Exercise objective: Please copy out each line of the entries in which "ratings" appears.

Material for this task:

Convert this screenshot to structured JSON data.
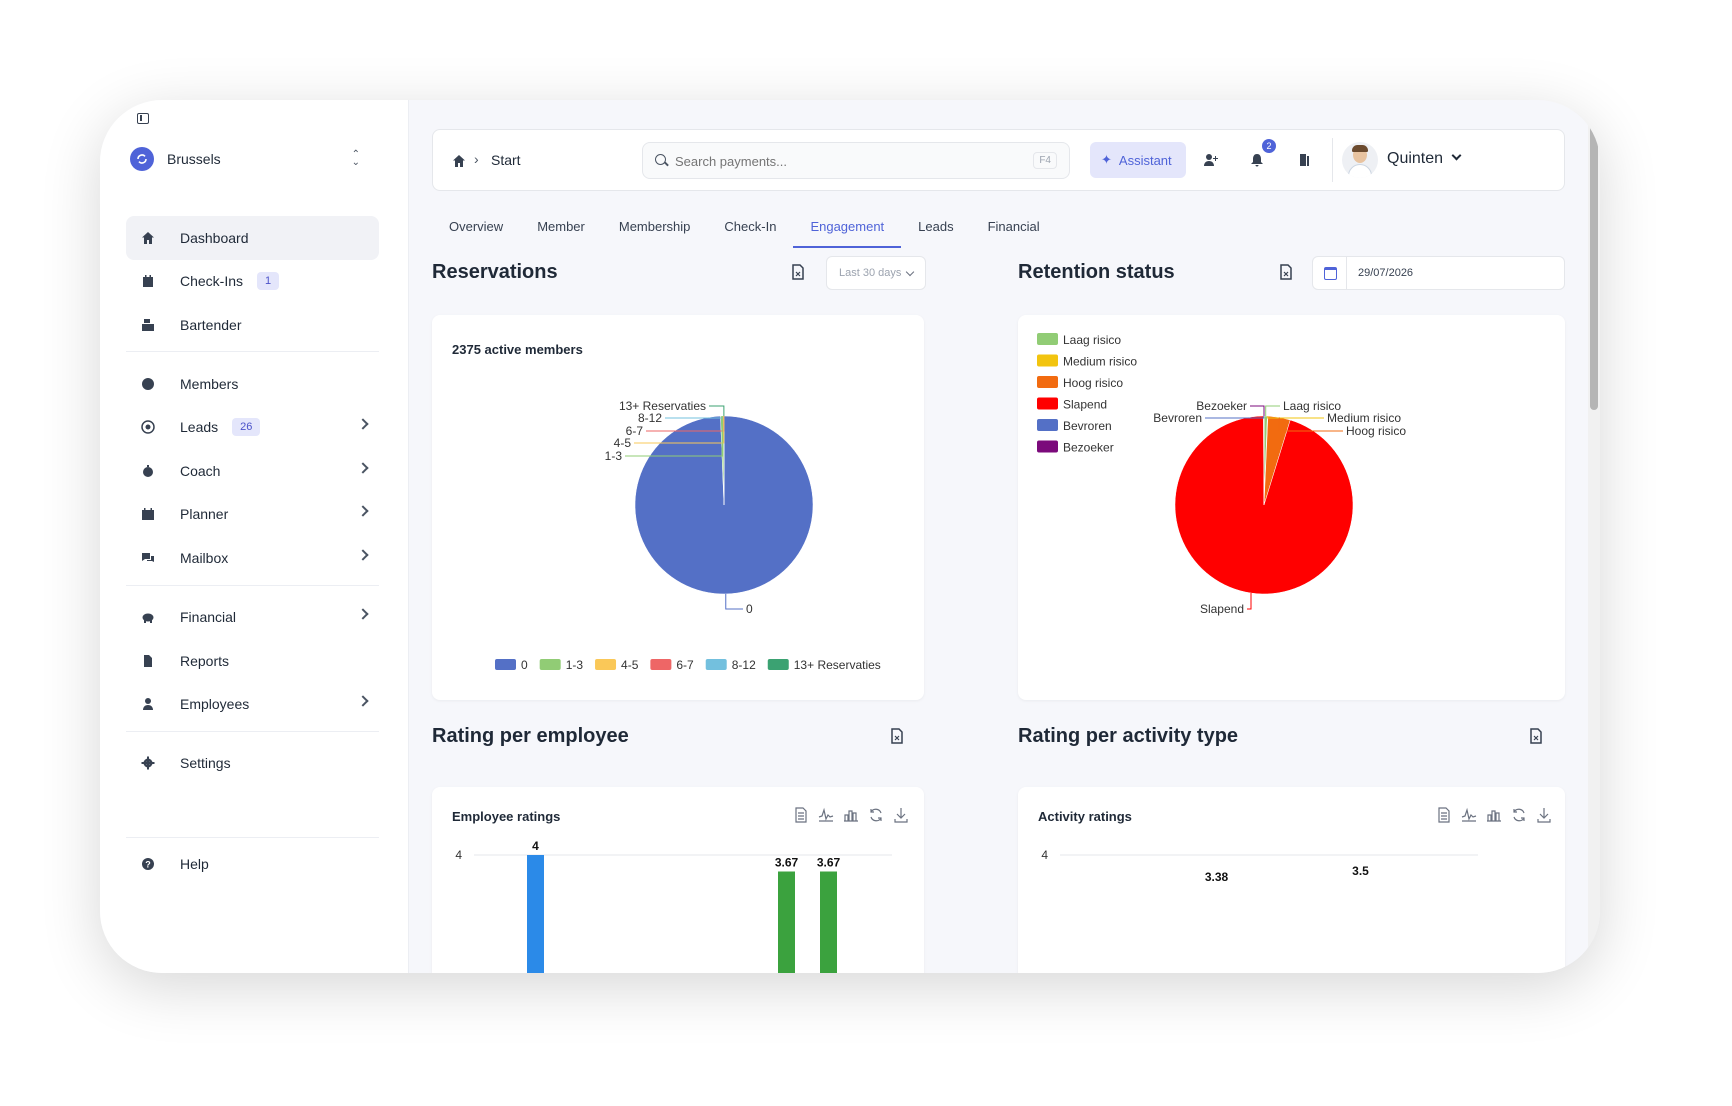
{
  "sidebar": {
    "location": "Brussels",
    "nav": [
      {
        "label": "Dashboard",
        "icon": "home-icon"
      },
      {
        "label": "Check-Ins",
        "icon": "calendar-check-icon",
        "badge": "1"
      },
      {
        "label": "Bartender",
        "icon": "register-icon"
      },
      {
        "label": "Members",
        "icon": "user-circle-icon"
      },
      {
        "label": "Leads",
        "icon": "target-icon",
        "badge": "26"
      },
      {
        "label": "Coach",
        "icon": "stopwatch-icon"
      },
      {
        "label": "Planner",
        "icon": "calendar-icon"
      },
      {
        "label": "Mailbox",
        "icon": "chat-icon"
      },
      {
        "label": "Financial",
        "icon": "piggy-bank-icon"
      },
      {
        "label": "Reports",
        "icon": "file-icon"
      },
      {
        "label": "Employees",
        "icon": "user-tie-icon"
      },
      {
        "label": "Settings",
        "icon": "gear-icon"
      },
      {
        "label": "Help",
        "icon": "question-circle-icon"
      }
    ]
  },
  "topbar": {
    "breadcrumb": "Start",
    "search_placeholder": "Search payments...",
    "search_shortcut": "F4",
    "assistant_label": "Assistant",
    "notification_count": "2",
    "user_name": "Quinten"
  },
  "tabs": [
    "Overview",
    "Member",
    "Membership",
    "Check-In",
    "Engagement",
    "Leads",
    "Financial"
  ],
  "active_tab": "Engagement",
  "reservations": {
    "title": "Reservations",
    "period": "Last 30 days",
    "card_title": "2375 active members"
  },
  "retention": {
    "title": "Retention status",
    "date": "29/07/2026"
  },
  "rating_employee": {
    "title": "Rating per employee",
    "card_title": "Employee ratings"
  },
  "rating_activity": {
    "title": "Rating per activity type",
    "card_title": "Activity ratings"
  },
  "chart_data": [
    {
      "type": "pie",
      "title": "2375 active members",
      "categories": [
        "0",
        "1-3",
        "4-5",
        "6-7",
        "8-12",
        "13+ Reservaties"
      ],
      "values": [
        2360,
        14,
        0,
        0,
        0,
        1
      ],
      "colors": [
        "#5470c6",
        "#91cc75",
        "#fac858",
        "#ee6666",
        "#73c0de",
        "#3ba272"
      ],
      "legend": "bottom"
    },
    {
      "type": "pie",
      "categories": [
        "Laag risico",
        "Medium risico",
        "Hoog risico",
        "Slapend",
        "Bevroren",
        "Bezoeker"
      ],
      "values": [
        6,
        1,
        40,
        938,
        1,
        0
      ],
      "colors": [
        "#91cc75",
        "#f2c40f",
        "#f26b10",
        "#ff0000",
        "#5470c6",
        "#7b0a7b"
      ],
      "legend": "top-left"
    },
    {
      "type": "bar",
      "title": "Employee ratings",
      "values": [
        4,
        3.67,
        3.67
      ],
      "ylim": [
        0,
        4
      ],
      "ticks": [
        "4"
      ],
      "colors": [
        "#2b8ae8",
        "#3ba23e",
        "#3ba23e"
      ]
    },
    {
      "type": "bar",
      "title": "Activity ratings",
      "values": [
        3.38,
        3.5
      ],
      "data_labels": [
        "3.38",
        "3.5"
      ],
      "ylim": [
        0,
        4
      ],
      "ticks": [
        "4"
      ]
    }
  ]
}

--

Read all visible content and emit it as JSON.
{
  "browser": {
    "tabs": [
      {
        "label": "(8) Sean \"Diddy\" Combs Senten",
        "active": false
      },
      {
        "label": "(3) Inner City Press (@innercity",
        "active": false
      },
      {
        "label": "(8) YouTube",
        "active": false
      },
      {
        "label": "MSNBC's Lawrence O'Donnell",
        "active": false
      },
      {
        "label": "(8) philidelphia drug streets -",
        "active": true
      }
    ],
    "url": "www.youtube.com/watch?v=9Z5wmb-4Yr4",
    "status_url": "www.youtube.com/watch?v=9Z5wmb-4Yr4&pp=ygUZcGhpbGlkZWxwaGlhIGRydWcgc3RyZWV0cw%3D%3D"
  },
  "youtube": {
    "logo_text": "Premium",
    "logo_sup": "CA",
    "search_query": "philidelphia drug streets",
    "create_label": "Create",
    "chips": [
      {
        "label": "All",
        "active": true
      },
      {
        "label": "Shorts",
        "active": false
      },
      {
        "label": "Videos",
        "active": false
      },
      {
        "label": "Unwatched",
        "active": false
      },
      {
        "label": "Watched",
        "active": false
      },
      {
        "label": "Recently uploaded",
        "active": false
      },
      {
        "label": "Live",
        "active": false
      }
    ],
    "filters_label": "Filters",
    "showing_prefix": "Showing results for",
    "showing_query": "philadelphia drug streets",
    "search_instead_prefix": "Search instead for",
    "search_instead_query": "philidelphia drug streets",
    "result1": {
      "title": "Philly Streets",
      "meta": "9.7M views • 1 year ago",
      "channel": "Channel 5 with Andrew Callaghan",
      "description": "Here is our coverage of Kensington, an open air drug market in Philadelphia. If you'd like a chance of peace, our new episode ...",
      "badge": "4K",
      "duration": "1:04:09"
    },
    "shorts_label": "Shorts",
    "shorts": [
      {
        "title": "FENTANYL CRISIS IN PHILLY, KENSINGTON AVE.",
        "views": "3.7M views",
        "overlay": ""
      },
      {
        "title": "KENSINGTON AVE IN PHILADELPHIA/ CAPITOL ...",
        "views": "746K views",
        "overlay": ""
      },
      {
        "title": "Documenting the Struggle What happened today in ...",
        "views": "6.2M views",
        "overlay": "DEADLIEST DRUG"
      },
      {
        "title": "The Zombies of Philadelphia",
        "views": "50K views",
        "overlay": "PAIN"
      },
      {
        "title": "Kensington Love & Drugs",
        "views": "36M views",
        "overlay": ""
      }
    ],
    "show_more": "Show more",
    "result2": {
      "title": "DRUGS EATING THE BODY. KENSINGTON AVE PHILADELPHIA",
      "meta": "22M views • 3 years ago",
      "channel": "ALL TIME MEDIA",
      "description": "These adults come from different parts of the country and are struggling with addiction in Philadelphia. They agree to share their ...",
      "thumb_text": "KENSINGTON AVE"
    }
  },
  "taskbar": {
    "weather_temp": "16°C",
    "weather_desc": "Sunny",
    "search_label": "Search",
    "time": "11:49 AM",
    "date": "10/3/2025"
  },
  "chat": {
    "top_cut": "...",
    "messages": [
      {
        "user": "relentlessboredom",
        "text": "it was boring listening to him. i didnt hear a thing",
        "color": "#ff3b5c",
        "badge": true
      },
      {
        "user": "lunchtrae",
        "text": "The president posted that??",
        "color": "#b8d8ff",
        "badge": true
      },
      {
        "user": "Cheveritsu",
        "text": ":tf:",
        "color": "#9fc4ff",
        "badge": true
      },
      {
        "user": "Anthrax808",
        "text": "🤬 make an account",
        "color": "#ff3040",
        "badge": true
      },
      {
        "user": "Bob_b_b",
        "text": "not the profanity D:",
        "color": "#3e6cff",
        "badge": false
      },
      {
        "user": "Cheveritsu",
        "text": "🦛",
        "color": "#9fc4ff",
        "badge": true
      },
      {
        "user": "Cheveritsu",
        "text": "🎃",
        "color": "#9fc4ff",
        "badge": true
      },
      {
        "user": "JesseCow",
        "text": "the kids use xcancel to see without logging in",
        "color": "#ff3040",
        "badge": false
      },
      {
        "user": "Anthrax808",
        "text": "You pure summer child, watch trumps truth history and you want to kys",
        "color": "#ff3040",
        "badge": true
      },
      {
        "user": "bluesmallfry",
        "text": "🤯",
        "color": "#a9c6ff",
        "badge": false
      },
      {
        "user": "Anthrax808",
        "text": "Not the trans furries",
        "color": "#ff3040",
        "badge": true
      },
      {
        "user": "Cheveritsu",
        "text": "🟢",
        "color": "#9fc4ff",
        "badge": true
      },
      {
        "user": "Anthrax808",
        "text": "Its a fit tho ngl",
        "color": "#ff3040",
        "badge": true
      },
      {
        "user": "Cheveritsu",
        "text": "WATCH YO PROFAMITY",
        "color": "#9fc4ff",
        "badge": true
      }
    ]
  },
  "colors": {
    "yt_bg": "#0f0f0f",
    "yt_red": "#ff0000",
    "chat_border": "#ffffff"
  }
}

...

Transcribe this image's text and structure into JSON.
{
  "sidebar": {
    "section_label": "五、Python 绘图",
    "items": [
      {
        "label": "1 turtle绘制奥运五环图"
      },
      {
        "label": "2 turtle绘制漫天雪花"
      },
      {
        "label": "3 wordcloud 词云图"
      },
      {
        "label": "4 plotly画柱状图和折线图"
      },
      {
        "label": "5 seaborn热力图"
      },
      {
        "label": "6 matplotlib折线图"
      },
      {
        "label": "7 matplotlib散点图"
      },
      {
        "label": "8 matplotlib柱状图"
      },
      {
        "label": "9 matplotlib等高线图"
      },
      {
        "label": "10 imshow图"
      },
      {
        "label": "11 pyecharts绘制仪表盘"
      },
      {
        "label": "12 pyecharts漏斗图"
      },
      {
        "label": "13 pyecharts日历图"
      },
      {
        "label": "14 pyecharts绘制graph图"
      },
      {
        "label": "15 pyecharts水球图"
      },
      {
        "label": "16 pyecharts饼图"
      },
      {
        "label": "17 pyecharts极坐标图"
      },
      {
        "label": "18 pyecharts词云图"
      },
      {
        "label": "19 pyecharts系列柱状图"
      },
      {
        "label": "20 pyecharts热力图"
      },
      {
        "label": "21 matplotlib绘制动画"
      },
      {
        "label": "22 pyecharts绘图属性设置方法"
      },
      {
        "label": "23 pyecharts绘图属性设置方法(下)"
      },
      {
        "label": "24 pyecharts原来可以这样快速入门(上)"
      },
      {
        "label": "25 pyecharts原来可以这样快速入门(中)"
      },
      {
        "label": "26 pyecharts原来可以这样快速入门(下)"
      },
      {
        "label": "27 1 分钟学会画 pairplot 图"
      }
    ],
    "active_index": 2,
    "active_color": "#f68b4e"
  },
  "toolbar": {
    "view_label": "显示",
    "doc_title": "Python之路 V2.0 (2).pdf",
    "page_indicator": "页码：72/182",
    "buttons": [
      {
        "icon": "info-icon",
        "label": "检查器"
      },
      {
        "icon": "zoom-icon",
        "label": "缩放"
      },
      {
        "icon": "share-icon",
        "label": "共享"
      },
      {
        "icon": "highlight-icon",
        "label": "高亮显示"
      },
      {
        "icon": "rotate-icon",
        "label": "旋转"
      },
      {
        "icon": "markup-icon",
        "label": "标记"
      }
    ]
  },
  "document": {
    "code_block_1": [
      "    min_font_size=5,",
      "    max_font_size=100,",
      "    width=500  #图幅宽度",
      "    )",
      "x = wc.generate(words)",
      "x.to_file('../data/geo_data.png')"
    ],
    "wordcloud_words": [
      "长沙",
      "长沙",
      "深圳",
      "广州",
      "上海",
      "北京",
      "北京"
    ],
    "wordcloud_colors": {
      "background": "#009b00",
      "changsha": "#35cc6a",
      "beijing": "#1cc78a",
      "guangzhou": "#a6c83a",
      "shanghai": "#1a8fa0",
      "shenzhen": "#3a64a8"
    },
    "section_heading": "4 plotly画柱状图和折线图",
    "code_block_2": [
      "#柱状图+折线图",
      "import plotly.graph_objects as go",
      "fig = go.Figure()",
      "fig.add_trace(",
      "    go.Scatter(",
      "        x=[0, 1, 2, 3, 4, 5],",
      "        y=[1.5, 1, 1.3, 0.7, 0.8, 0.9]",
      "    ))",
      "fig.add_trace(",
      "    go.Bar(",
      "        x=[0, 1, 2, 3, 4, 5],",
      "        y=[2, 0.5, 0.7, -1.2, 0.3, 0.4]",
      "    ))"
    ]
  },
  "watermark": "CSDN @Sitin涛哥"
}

Task output:
    "card_title": "Employee ratings"
    "card_title": "Activity ratings"
      "title": "Employee ratings",
      "title": "Activity ratings",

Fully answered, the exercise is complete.